Last year, two data scientists from security firm ZeroFOX conducted an experiment to see who was better at getting Twitter users to click on malicious links, humans or an artificial intelligence. The researchers taught an AI to study the behavior of social network users, and then design and implement its own phishing bait. In tests, the artificial hacker was substantially better than its human competitors, composing and distributing more phishing tweets than humans, and with a substantially better conversion rate.

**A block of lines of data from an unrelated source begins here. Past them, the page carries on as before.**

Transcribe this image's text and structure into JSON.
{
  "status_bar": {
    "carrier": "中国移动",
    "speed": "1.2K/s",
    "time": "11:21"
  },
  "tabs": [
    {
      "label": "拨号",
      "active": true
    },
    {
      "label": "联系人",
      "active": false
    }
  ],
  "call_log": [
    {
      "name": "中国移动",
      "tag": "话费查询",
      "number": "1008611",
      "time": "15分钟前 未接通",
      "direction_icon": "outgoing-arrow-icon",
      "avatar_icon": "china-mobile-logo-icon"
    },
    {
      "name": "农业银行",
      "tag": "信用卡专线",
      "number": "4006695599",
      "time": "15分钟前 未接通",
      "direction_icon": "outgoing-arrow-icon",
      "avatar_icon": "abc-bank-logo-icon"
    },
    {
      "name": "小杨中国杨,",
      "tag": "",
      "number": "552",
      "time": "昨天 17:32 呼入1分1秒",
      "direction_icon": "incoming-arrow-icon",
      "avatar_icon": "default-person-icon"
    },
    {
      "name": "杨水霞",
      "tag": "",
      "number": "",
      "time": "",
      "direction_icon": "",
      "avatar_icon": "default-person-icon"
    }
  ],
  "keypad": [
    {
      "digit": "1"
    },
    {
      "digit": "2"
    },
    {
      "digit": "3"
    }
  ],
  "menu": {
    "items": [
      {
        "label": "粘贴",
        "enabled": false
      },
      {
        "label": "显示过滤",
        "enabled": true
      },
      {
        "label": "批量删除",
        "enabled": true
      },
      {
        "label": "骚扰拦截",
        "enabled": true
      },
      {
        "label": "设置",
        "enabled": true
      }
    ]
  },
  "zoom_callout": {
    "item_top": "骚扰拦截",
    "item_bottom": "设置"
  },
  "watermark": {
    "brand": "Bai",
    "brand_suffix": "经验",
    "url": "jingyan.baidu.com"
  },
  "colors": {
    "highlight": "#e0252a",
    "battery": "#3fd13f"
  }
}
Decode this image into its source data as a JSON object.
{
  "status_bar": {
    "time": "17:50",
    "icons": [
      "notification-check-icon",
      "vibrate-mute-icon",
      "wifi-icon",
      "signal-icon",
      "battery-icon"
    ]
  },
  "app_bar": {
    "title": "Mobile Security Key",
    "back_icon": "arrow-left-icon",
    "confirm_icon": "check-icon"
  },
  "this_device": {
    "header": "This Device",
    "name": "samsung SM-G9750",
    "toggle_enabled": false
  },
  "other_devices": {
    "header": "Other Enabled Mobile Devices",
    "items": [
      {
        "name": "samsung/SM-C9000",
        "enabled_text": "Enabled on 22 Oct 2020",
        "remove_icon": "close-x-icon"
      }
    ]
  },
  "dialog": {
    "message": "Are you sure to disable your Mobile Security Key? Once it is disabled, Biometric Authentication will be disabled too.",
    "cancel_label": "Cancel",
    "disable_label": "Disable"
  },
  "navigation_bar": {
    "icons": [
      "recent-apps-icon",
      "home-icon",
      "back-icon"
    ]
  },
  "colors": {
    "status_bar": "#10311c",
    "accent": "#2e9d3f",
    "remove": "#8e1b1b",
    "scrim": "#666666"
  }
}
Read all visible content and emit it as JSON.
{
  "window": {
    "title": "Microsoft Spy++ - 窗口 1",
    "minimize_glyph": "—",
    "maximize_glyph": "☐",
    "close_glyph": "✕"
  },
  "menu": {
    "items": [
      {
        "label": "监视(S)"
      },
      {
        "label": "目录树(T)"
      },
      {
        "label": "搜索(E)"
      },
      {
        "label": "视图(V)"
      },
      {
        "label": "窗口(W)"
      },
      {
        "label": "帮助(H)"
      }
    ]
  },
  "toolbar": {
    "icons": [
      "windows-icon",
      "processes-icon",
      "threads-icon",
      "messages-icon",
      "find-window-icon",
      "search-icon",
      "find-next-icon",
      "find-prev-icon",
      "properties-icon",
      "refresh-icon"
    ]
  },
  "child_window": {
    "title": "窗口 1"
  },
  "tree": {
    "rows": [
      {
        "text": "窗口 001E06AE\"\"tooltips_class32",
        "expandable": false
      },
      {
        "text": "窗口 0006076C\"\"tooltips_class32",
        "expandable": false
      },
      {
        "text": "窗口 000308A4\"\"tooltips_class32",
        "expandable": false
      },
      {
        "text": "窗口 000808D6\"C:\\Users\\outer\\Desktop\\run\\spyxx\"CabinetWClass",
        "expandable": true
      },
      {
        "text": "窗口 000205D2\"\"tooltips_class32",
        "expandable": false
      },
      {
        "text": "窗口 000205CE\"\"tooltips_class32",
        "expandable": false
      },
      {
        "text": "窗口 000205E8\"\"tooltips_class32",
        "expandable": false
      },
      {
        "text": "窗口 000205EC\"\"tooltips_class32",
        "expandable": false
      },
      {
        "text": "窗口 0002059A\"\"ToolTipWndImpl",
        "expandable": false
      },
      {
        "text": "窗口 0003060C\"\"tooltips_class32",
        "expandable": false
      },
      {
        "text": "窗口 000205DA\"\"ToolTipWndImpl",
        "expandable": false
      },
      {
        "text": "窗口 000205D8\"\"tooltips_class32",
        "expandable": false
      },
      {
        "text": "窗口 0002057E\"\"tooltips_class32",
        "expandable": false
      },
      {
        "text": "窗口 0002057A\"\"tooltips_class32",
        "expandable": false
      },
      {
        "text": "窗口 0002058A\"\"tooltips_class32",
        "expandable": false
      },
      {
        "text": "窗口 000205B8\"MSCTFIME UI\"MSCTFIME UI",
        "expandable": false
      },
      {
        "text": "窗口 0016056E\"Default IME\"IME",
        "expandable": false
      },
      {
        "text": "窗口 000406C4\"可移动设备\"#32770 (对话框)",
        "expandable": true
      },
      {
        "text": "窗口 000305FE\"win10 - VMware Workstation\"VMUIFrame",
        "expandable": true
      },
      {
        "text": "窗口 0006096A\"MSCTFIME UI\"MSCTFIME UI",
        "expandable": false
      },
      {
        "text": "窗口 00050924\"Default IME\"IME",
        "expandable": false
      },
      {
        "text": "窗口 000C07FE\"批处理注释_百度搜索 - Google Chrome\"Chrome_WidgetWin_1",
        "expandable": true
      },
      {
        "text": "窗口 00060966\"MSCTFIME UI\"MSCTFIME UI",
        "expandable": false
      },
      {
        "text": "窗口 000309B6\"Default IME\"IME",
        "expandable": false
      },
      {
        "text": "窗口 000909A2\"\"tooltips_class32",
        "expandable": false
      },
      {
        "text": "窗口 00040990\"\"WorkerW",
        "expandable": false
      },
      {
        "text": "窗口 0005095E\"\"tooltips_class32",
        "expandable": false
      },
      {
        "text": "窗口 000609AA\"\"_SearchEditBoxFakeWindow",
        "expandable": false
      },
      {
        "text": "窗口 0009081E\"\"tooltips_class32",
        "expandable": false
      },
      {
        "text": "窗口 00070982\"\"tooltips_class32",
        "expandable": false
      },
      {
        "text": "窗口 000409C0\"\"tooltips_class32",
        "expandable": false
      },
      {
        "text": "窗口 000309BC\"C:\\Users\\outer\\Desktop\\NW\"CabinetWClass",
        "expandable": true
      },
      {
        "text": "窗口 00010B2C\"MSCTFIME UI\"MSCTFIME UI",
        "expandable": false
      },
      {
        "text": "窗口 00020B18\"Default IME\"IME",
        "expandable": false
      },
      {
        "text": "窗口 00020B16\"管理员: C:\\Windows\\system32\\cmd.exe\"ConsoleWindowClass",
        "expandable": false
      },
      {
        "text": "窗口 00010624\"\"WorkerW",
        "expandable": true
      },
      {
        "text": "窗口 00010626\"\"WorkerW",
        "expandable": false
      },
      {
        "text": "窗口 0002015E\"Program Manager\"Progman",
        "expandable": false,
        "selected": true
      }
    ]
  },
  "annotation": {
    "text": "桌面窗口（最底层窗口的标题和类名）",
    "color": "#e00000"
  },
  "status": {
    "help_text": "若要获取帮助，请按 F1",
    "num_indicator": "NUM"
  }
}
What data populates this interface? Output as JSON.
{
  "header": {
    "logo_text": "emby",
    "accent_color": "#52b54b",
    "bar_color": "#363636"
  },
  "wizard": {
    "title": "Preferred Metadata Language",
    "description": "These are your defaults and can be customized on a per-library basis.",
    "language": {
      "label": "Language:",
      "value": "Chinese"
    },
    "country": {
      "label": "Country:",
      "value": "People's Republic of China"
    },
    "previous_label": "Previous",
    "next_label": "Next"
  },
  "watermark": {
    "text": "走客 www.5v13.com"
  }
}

The AI, named SNAP_R, sent simulated spear-phishing tweets to over 800 users at a rate of 6.75 tweets per minute, luring 275 victims. By contrast, Forbes staff writer Thomas Fox-Brewster, who participated in the experiment, was only able to pump out 1.075 tweets a minute, making just 129 attempts and luring in just 49 users.

Cyber crime; the new world threat

According Wikipedia, Cyber crime are crimes that use computer networks or devices to advance other ends include: Fraud and identity theft (although this increasingly uses malware, hacking and/or phishing, making it an example of both “computer as target” and “computer as tool” crime)

cyber crime
Photocredit: https://www.fbi.gov/investigate/cyber

Continue reading “Cyber Crime”

 

Data from the first four years of Kepler Space Telescope mission leads to the finding of Hundreds of New Exoplanets

NASA has unveiled the complete set of data from the first four years of the agency’s Kepler Space Telescope mission, which stared at a single patch of the sky in the search for alien planets. The result: Kepler has discovered 219 new candidates since NASA’s last data unveiling, including 10 near-Earth-size planet candidates in the so-called habitable zone around their stars where the conditions are just right for liquid water to exist on a planet’s surface — a key feature in the search for habitable worlds.

Continue reading “NASA’s Kepler Space Telescope Finds Hundreds of New Exoplanets, Boosts Total to 4,034”

Another way to get DNA from extinct humans discovered – Researchers have developed a new method to retrieve hominin DNA from cave sediments — even in the absence of skeletal remains

While there are numerous prehistoric sites in Europe and Asia that contain tools and other human-made artefacts, skeletal remains of ancient humans are scarce. Researchers of the Max Planck Institute for Evolutionary Anthropology in Leipzig, Germany, have therefore looked into new ways to get hold of ancient human DNA. From sediment samples collected at seven archaeological sites, the researchers “fished out” tiny DNA fragments that had once belonged to a variety of mammals, including our extinct human relatives. They retrieved DNA from Neandertals in cave sediments of four archaeological sites, also in layers where no hominin skeletal remains have been discovered. In addition, they found Denisovan DNA in sediments from Denisova Cave in Russia. These new developments now enable researchers to uncover the genetic affiliations of the former inhabitants of many archaeological sites which do not yield human remains.

vindija cave
This is an entrance to the archaeological site of Vindija Cave, Croatia. Credit: MPI f. Evolutionary Anthropology/ J. Krause

 

Continue reading “DNA from extinct humans discovered in cave sediments”

INVENTION OF AUTOMOBILE

 

1923 Roll Royce
Photocredit: smithsonianmag 1923 Rolls-Royce featured in the May 1923 issue of Science and Invention

 

Although the blueprint for the modern automobile was perfected in Germany and France in the late 1800s, Americans dominated the industry in the first half of the twentieth century. Henry Ford innovated mass-production techniques that became standard, with Ford, General Motors and Chrysler emerging as the “Big Three” auto companies by the 1920s. Manufacturers funneled their resources to the military during World War II, and afterward automobile production in Europe and Japan soared to meet demand. Once vital to the expansion of American urban centers, the industry had become a shared global enterprise with the rise of Japan as the leading automaker by 1980.

Continue reading “Invention of Automobile”